Violent crime in the United States has been falling across the board for at least the past five or six years.
While no one is complaining about this development, it is baffling to experts, given that the nation's population has been steadily climbing, drug abuse remains widespread and the economy has been battered.
According to the Federal Bureau of Investigation (FBI), violent crime (which includes rape, murder, armed robbery, aggravated assault, etc.) dropped by 5.5 percent last year, while property crimes (like burglary, auto theft, etc.) fell by 2.8 percent. The declines were particularly pronounced in the South, Midwest and Far West.
Consider the sprawling metropolis Los Angeles, which at one time was beset by gang warfare, drug trafficking and murder. Violent crime plunged by 8 percent in the first half of 2011 -- in accordance with a decade-long decline.
Los Angeles is also now ensnared in a huge fiscal crisis that has hammered the entire state of California.
While the murder rate in New York City rose a bit last year, the 600 or so murders the Big Apple has been recording the last nine years is dramatically lower than the 2000-plus homicides reported in 1990.
Criminal behavior is extremely complex and there is always a confluence of factors that determine its incidence.
International Business Times spoke with Susan Koski, professor of criminology and criminal justice at Central Connecticut State University in New Britain to explore this unusual social trend.
IBTIMES: Why is it so difficult to identify specific causes for crime rates?
KOSKI: There are numerous theories about why crime occurs at all. It is difficult to determine any one factor, since the nation differs so greatly by region; and additionally each state has differing legislation that contribute to the rise and decline of many issues beyond crime and criminal behavior.
The culture of a particular area, as well as local media and public opinion, often shape how crime is viewed and therefore reported.
IBTIMES: Violent crime in the U.S. has been falling for the past several years, despite a growing population and (since 2007) a worsening economy. Does this surprise you, or are there some legitimate factors behind this phenomenon?
KOSKI: Yes, it does surprise me to some degree, given that stress and joblessness often contribute to criminal behavior.
But there are many types of crime and although violent crime (typically murder/non-negligent manslaughter, rape, robbery, and aggravated assault) may appear to be declining, other types of crime that are more closely related to the worsening economy such as property crimes may be on the rise.
It is also important to keep in mind that data from the FBI's Uniform Crime Reports (UCR), although supposedly "uniform," may not actually be so. Each police department classifies crimes differently -- and therefore they may
categorize their crimes differently when reporting to the FBI.
IBTIMES: Could demographics be playing a role? That is, even if the overall population is climbing, people are also aging rapidly, thereby reducing the percentage of the population that is youthful (who tend to commit most
KOSKI: I think this has more to do with prevention.
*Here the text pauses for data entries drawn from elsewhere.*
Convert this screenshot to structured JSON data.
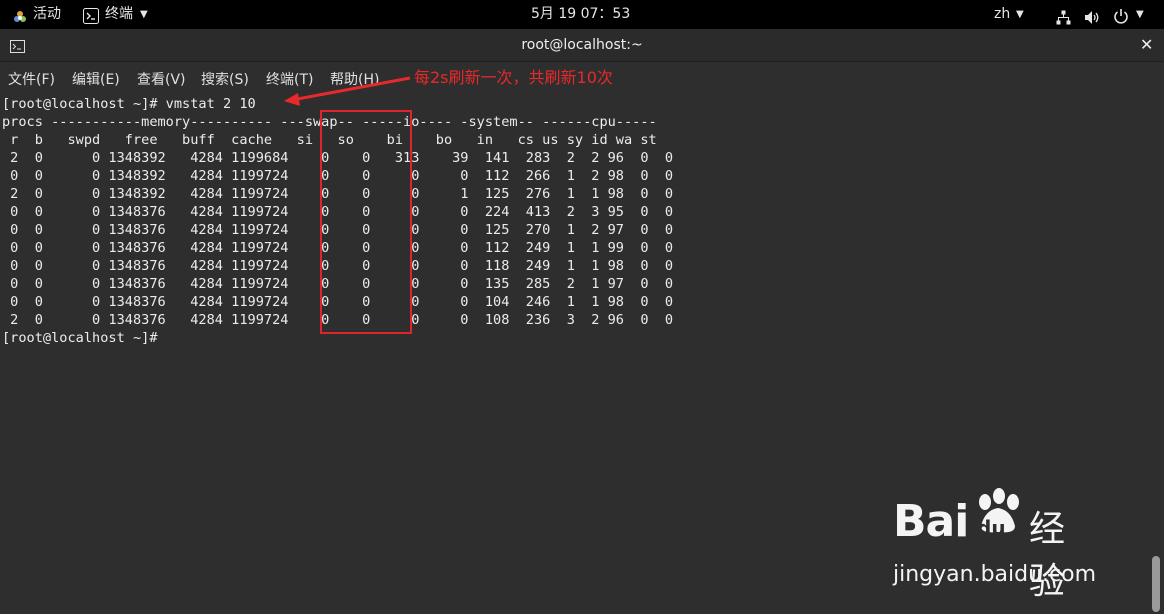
{
  "topbar": {
    "activities": "活动",
    "app_name": "终端",
    "clock": "5月 19  07：53",
    "lang": "zh"
  },
  "window": {
    "title": "root@localhost:~"
  },
  "menu": [
    "文件(F)",
    "编辑(E)",
    "查看(V)",
    "搜索(S)",
    "终端(T)",
    "帮助(H)"
  ],
  "terminal": {
    "lines": [
      "[root@localhost ~]# vmstat 2 10",
      "procs -----------memory---------- ---swap-- -----io---- -system-- ------cpu-----",
      " r  b   swpd   free   buff  cache   si   so    bi    bo   in   cs us sy id wa st",
      " 2  0      0 1348392   4284 1199684    0    0   313    39  141  283  2  2 96  0  0",
      " 0  0      0 1348392   4284 1199724    0    0     0     0  112  266  1  2 98  0  0",
      " 2  0      0 1348392   4284 1199724    0    0     0     1  125  276  1  1 98  0  0",
      " 0  0      0 1348376   4284 1199724    0    0     0     0  224  413  2  3 95  0  0",
      " 0  0      0 1348376   4284 1199724    0    0     0     0  125  270  1  2 97  0  0",
      " 0  0      0 1348376   4284 1199724    0    0     0     0  112  249  1  1 99  0  0",
      " 0  0      0 1348376   4284 1199724    0    0     0     0  118  249  1  1 98  0  0",
      " 0  0      0 1348376   4284 1199724    0    0     0     0  135  285  2  1 97  0  0",
      " 0  0      0 1348376   4284 1199724    0    0     0     0  104  246  1  1 98  0  0",
      " 2  0      0 1348376   4284 1199724    0    0     0     0  108  236  3  2 96  0  0",
      "[root@localhost ~]# "
    ]
  },
  "annotation": {
    "text": "每2s刷新一次，共刷新10次",
    "color": "#e8292b"
  },
  "watermark": {
    "brand": "Bai",
    "brand_du": "du",
    "cn": "经验",
    "url": "jingyan.baidu.com"
  }
}
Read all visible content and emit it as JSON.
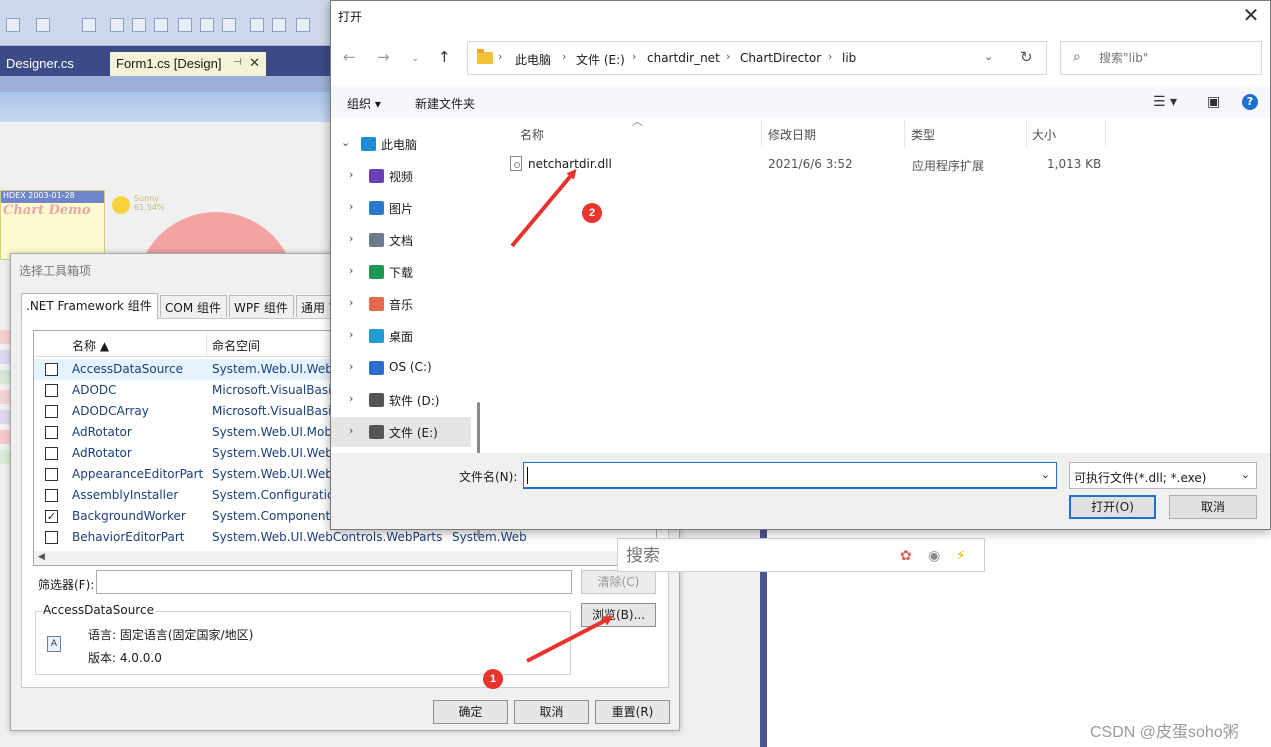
{
  "vs": {
    "tabs": [
      {
        "label": "Designer.cs"
      },
      {
        "label": "Form1.cs [Design]"
      }
    ],
    "chart_demo": {
      "header": "HDEX  2003-01-28",
      "title": "Chart Demo"
    },
    "weather": {
      "label": "Sunny",
      "percent": "61.54%"
    }
  },
  "toolbox": {
    "title": "选择工具箱项",
    "tabs": [
      ".NET Framework 组件",
      "COM 组件",
      "WPF 组件",
      "通用 W"
    ],
    "columns": [
      "名称",
      "命名空间"
    ],
    "rows": [
      {
        "name": "AccessDataSource",
        "ns": "System.Web.UI.Web",
        "asm": "",
        "checked": false,
        "selected": true
      },
      {
        "name": "ADODC",
        "ns": "Microsoft.VisualBasi",
        "asm": "",
        "checked": false,
        "selected": false
      },
      {
        "name": "ADODCArray",
        "ns": "Microsoft.VisualBasi",
        "asm": "",
        "checked": false,
        "selected": false
      },
      {
        "name": "AdRotator",
        "ns": "System.Web.UI.Mob",
        "asm": "",
        "checked": false,
        "selected": false
      },
      {
        "name": "AdRotator",
        "ns": "System.Web.UI.Web",
        "asm": "",
        "checked": false,
        "selected": false
      },
      {
        "name": "AppearanceEditorPart",
        "ns": "System.Web.UI.Web",
        "asm": "",
        "checked": false,
        "selected": false
      },
      {
        "name": "AssemblyInstaller",
        "ns": "System.Configuration",
        "asm": "",
        "checked": false,
        "selected": false
      },
      {
        "name": "BackgroundWorker",
        "ns": "System.ComponentM",
        "asm": "",
        "checked": true,
        "selected": false
      },
      {
        "name": "BehaviorEditorPart",
        "ns": "System.Web.UI.WebControls.WebParts",
        "asm": "System.Web",
        "checked": false,
        "selected": false
      }
    ],
    "filter_label": "筛选器(F):",
    "filter_value": "",
    "clear_label": "清除(C)",
    "browse_label": "浏览(B)...",
    "info_title": "AccessDataSource",
    "language_line": "语言:  固定语言(固定国家/地区)",
    "version_line": "版本:  4.0.0.0",
    "ok_label": "确定",
    "cancel_label": "取消",
    "reset_label": "重置(R)"
  },
  "open_dialog": {
    "title": "打开",
    "breadcrumbs": [
      "此电脑",
      "文件 (E:)",
      "chartdir_net",
      "ChartDirector",
      "lib"
    ],
    "search_placeholder": "搜索\"lib\"",
    "organize_label": "组织 ▾",
    "new_folder_label": "新建文件夹",
    "nav_items": [
      {
        "label": "此电脑",
        "icon": "computer-icon",
        "color": "#1f8ad6",
        "expanded": true
      },
      {
        "label": "视频",
        "icon": "video-icon",
        "color": "#6a3fb5"
      },
      {
        "label": "图片",
        "icon": "picture-icon",
        "color": "#2a7bd0"
      },
      {
        "label": "文档",
        "icon": "document-icon",
        "color": "#6d7a8a"
      },
      {
        "label": "下载",
        "icon": "download-icon",
        "color": "#1c9a55"
      },
      {
        "label": "音乐",
        "icon": "music-icon",
        "color": "#e06a4a"
      },
      {
        "label": "桌面",
        "icon": "desktop-icon",
        "color": "#1f9bd6"
      },
      {
        "label": "OS (C:)",
        "icon": "os-drive-icon",
        "color": "#2a6fd0"
      },
      {
        "label": "软件 (D:)",
        "icon": "drive-icon",
        "color": "#555555"
      },
      {
        "label": "文件 (E:)",
        "icon": "drive-icon",
        "color": "#555555",
        "selected": true
      }
    ],
    "columns": [
      "名称",
      "修改日期",
      "类型",
      "大小"
    ],
    "files": [
      {
        "name": "netchartdir.dll",
        "modified": "2021/6/6 3:52",
        "type": "应用程序扩展",
        "size": "1,013 KB"
      }
    ],
    "filename_label": "文件名(N):",
    "filename_value": "",
    "filetype_value": "可执行文件(*.dll; *.exe)",
    "open_label": "打开(O)",
    "cancel_label": "取消"
  },
  "float_search": {
    "placeholder": "搜索"
  },
  "annotations": {
    "badge1": "1",
    "badge2": "2",
    "color": "#e8342c"
  },
  "watermark": "CSDN @皮蛋soho粥"
}
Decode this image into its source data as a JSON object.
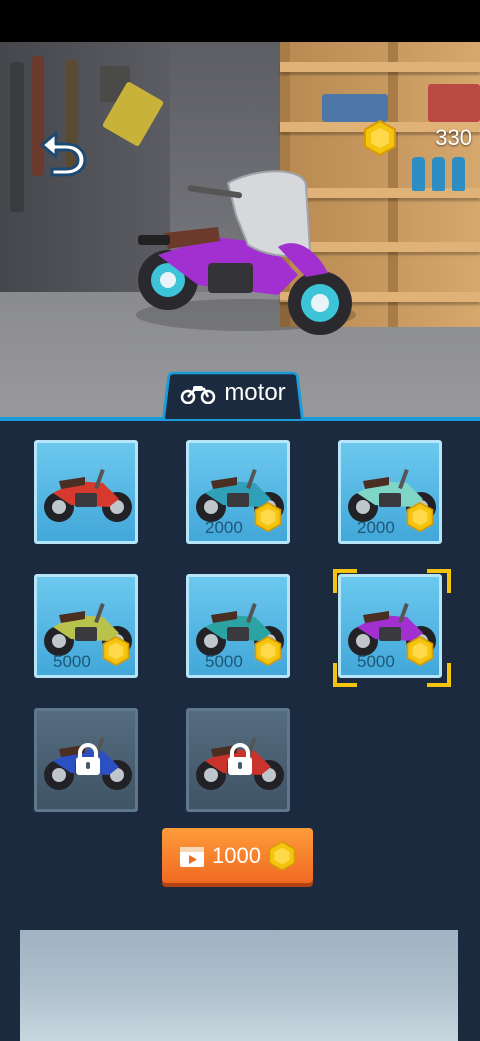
{
  "hud": {
    "coins": "330",
    "back_icon": "undo-arrow-icon",
    "coin_icon": "gold-coin-icon"
  },
  "category_tab": {
    "label": "motor",
    "icon": "motorbike-icon"
  },
  "bikes": [
    {
      "name": "red-dirt-bike",
      "price": "",
      "state": "owned",
      "color": "#d63a2f"
    },
    {
      "name": "teal-cruiser",
      "price": "2000",
      "state": "for-sale",
      "color": "#2fa0b8"
    },
    {
      "name": "mint-scooter",
      "price": "2000",
      "state": "for-sale",
      "color": "#7fd6c6"
    },
    {
      "name": "olive-classic",
      "price": "5000",
      "state": "for-sale",
      "color": "#b9c24a"
    },
    {
      "name": "teal-classic",
      "price": "5000",
      "state": "for-sale",
      "color": "#2ba3a3"
    },
    {
      "name": "purple-cafe-racer",
      "price": "5000",
      "state": "selected",
      "color": "#a22fd0"
    },
    {
      "name": "blue-sport-bike",
      "price": "",
      "state": "locked",
      "color": "#2d4fc4"
    },
    {
      "name": "red-sport-bike",
      "price": "",
      "state": "locked",
      "color": "#c9332c"
    }
  ],
  "unlock_button": {
    "amount": "1000",
    "icon": "video-ad-icon"
  },
  "colors": {
    "panel": "#1b2a3f",
    "accent": "#1b9bd8",
    "coin": "#f5c40f",
    "button": "#f07a2a"
  }
}
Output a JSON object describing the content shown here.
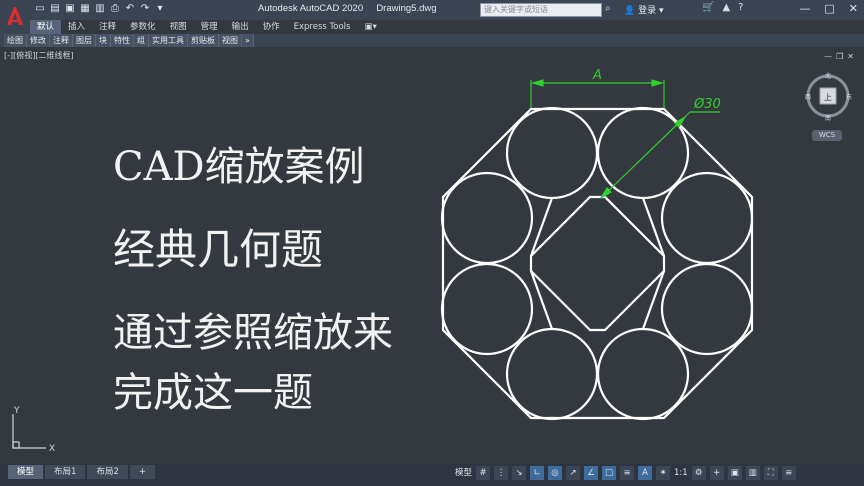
{
  "titlebar": {
    "app_name": "Autodesk AutoCAD 2020",
    "document": "Drawing5.dwg",
    "search_placeholder": "键入关键字或短语",
    "login": "登录"
  },
  "ribbon_tabs": [
    "默认",
    "插入",
    "注释",
    "参数化",
    "视图",
    "管理",
    "输出",
    "协作",
    "Express Tools"
  ],
  "ribbon_groups": [
    "绘图",
    "修改",
    "注释",
    "图层",
    "块",
    "特性",
    "组",
    "实用工具",
    "剪贴板",
    "视图"
  ],
  "viewport_label": "[-][俯视][二维线框]",
  "overlay_text": {
    "line1": "CAD缩放案例",
    "line2": "经典几何题",
    "line3": "通过参照缩放来",
    "line4": "完成这一题"
  },
  "drawing": {
    "dim_a_label": "A",
    "dim_dia_label": "Ø30"
  },
  "viewcube": {
    "north": "北",
    "south": "南",
    "east": "东",
    "west": "西",
    "face": "上",
    "wcs": "WCS"
  },
  "ucs": {
    "x": "X",
    "y": "Y"
  },
  "layout_tabs": [
    "模型",
    "布局1",
    "布局2"
  ],
  "status": {
    "model": "模型",
    "scale": "1:1"
  }
}
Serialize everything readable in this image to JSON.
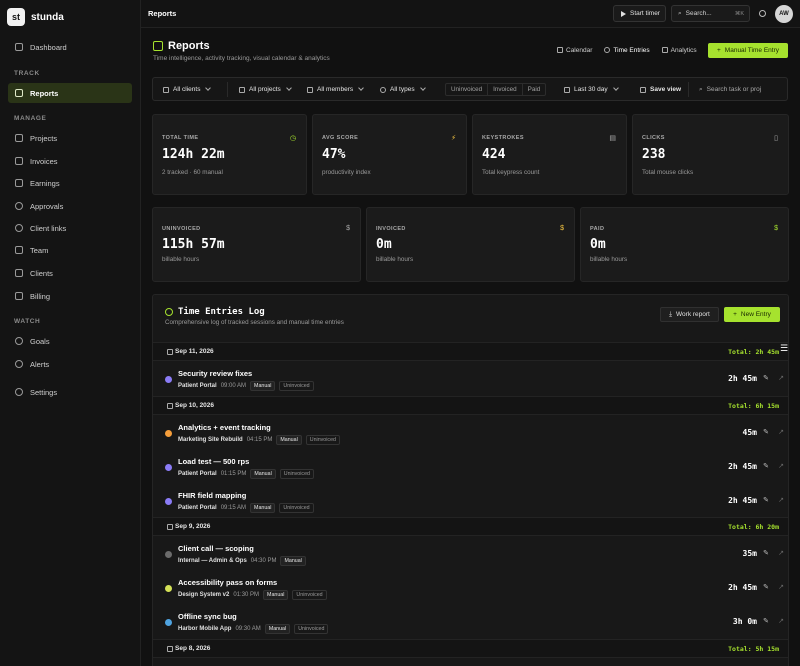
{
  "brand": {
    "logo": "st",
    "name": "stunda"
  },
  "sidebar": {
    "dashboard": "Dashboard",
    "section_track": "TRACK",
    "reports": "Reports",
    "section_manage": "MANAGE",
    "manage_items": [
      "Projects",
      "Invoices",
      "Earnings",
      "Approvals",
      "Client links",
      "Team",
      "Clients",
      "Billing"
    ],
    "section_watch": "WATCH",
    "watch_items": [
      "Goals",
      "Alerts"
    ],
    "settings": "Settings"
  },
  "topbar": {
    "title": "Reports",
    "start_timer": "Start timer",
    "search_placeholder": "Search...",
    "search_kbd": "⌘K",
    "avatar": "AW"
  },
  "page": {
    "title": "Reports",
    "subtitle": "Time intelligence, activity tracking, visual calendar & analytics",
    "tabs": [
      "Calendar",
      "Time Entries",
      "Analytics"
    ],
    "manual_entry": "Manual Time Entry"
  },
  "filters": {
    "clients": "All clients",
    "projects": "All projects",
    "members": "All members",
    "types": "All types",
    "status": [
      "Uninvoiced",
      "Invoiced",
      "Paid"
    ],
    "range": "Last 30 day",
    "save_view": "Save view",
    "search_placeholder": "Search task or proj"
  },
  "stats": [
    {
      "label": "TOTAL TIME",
      "value": "124h 22m",
      "note": "2 tracked · 60 manual"
    },
    {
      "label": "AVG SCORE",
      "value": "47%",
      "note": "productivity index"
    },
    {
      "label": "KEYSTROKES",
      "value": "424",
      "note": "Total keypress count"
    },
    {
      "label": "CLICKS",
      "value": "238",
      "note": "Total mouse clicks"
    }
  ],
  "billing_stats": [
    {
      "label": "UNINVOICED",
      "value": "115h 57m",
      "note": "billable hours",
      "icon": "$"
    },
    {
      "label": "INVOICED",
      "value": "0m",
      "note": "billable hours",
      "icon": "$"
    },
    {
      "label": "PAID",
      "value": "0m",
      "note": "billable hours",
      "icon": "$"
    }
  ],
  "log": {
    "title": "Time Entries Log",
    "subtitle": "Comprehensive log of tracked sessions and manual time entries",
    "work_report": "Work report",
    "new_entry": "New Entry",
    "days": [
      {
        "date": "Sep 11, 2026",
        "total": "Total: 2h 45m"
      },
      {
        "date": "Sep 10, 2026",
        "total": "Total: 6h 15m"
      },
      {
        "date": "Sep 9, 2026",
        "total": "Total: 6h 20m"
      },
      {
        "date": "Sep 8, 2026",
        "total": "Total: 5h 15m"
      }
    ],
    "entries": [
      {
        "title": "Security review fixes",
        "project": "Patient Portal",
        "time": "09:00 AM",
        "type": "Manual",
        "status": "Uninvoiced",
        "duration": "2h 45m",
        "color": "#8b7cf6"
      },
      {
        "title": "Analytics + event tracking",
        "project": "Marketing Site Rebuild",
        "time": "04:15 PM",
        "type": "Manual",
        "status": "Uninvoiced",
        "duration": "45m",
        "color": "#f59e3b"
      },
      {
        "title": "Load test — 500 rps",
        "project": "Patient Portal",
        "time": "01:15 PM",
        "type": "Manual",
        "status": "Uninvoiced",
        "duration": "2h 45m",
        "color": "#8b7cf6"
      },
      {
        "title": "FHIR field mapping",
        "project": "Patient Portal",
        "time": "09:15 AM",
        "type": "Manual",
        "status": "Uninvoiced",
        "duration": "2h 45m",
        "color": "#8b7cf6"
      },
      {
        "title": "Client call — scoping",
        "project": "Internal — Admin & Ops",
        "time": "04:30 PM",
        "type": "Manual",
        "status": "",
        "duration": "35m",
        "color": "#6b6b6b"
      },
      {
        "title": "Accessibility pass on forms",
        "project": "Design System v2",
        "time": "01:30 PM",
        "type": "Manual",
        "status": "Uninvoiced",
        "duration": "2h 45m",
        "color": "#d4e157"
      },
      {
        "title": "Offline sync bug",
        "project": "Harbor Mobile App",
        "time": "09:30 AM",
        "type": "Manual",
        "status": "Uninvoiced",
        "duration": "3h 0m",
        "color": "#4fa3e0"
      }
    ]
  },
  "colors": {
    "accent": "#a6e22e",
    "background": "#111111",
    "card": "#1b1b1b"
  }
}
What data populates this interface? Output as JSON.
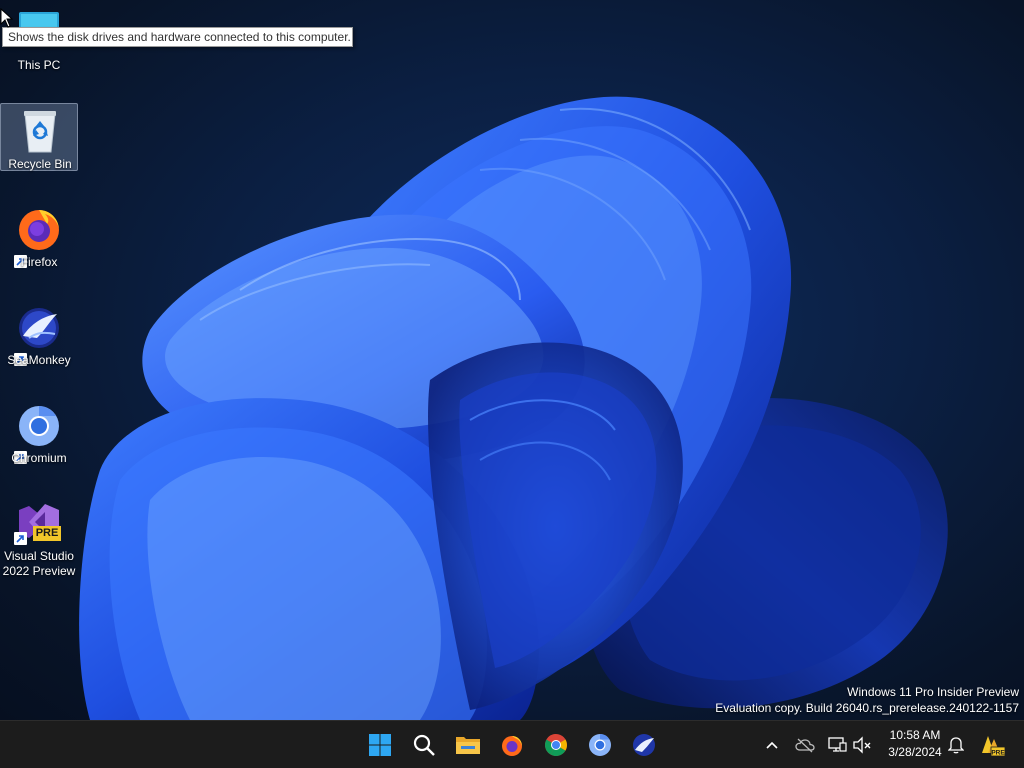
{
  "tooltip": {
    "text": "Shows the disk drives and hardware connected to this computer."
  },
  "desktop_icons": [
    {
      "label": "This PC",
      "icon": "this-pc-icon"
    },
    {
      "label": "Recycle Bin",
      "icon": "recycle-bin-icon"
    },
    {
      "label": "Firefox",
      "icon": "firefox-icon"
    },
    {
      "label": "SeaMonkey",
      "icon": "seamonkey-icon"
    },
    {
      "label": "Chromium",
      "icon": "chromium-icon"
    },
    {
      "label_line1": "Visual Studio",
      "label_line2": "2022 Preview",
      "icon": "visual-studio-preview-icon",
      "badge": "PRE"
    }
  ],
  "watermark": {
    "line1": "Windows 11 Pro Insider Preview",
    "line2": "Evaluation copy. Build 26040.rs_prerelease.240122-1157"
  },
  "taskbar": {
    "pinned": [
      "start-icon",
      "search-icon",
      "file-explorer-icon",
      "firefox-icon",
      "chrome-icon",
      "chromium-icon",
      "seamonkey-icon"
    ],
    "tray": [
      "chevron-up-icon",
      "onedrive-offline-icon",
      "network-icon",
      "volume-muted-icon",
      "notification-bell-icon",
      "dev-home-preview-icon"
    ],
    "clock": {
      "time": "10:58 AM",
      "date": "3/28/2024"
    }
  },
  "colors": {
    "accent": "#1f5bff",
    "taskbar": "#1c1c1c",
    "wallpaper_dark": "#0a1930"
  }
}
Police are perhaps more successful today at deterring young people (through targeted programming and governmental funding) from violence and are, therefore, driving violent
crime rates down.
On another note, although age and employment rates are often linked to criminal behavior, the research consistently show that this is not a factor in juvenile arrest rates (primarily because they are not in the job market).
IBTIMES: Between, say, 2005-2010, did we see more police getting hired and more aggressive tactics by cops?
KOSKI: Actually, many police departments have been unable to hire due to "hiring freezes" or other funding issues, but technology has also improved and advances in technology/software has aided departments in their deficits.
IBTIMES: How have technological developments like DNA testing and the proliferation of surveillance cameras helped to reduce crime?
KOSKI: Although these are often controversial elements in preventing crime, they do have important qualities. DNA testing in particular in association with the Innocence Project has helped to free many innocent people.
Cameras, like other prevention techniques are helpful, but with the advent of any new technology, the criminal will adjust his/her tactics as well.
IBTIMES: Now that state and municipal governments are cutting spending and enacting layoffs (including police), are we now liable to see a uptick in crime?
KOSKI: Perhaps, but as I already mentioned, there have been advances in technology that are adjusting for the gap in hiring.
It is also important to keep in mind that with a decrease in law enforcement officers, there may also be a decrease in crimes being reported.
The UCR data compiled by the FBI relies on information provided to them by the police departments - but, if the departments are under-staffed, there may be less attention to this task. This often leads to departments not contributing at all to the report -- typically already-underfunded departments and often the ones with the most crime to report.
Moreover, in the last few years, police department budgets have shrunk, resulting in a return to general law enforcement duties and a decrease in specialized crime units (gangs, vice, cyber, etc.). Thus, initial arrest rates of crimes, which require specialized or long-term investigations, decline.
Also, the investigations of petty crimes decreased due to manpower being diverted to focus on major crimes/first responders.
Policy decisions to not prosecute simple drug offenses also have had a significant impact.
(Go to Part 2 of interview.)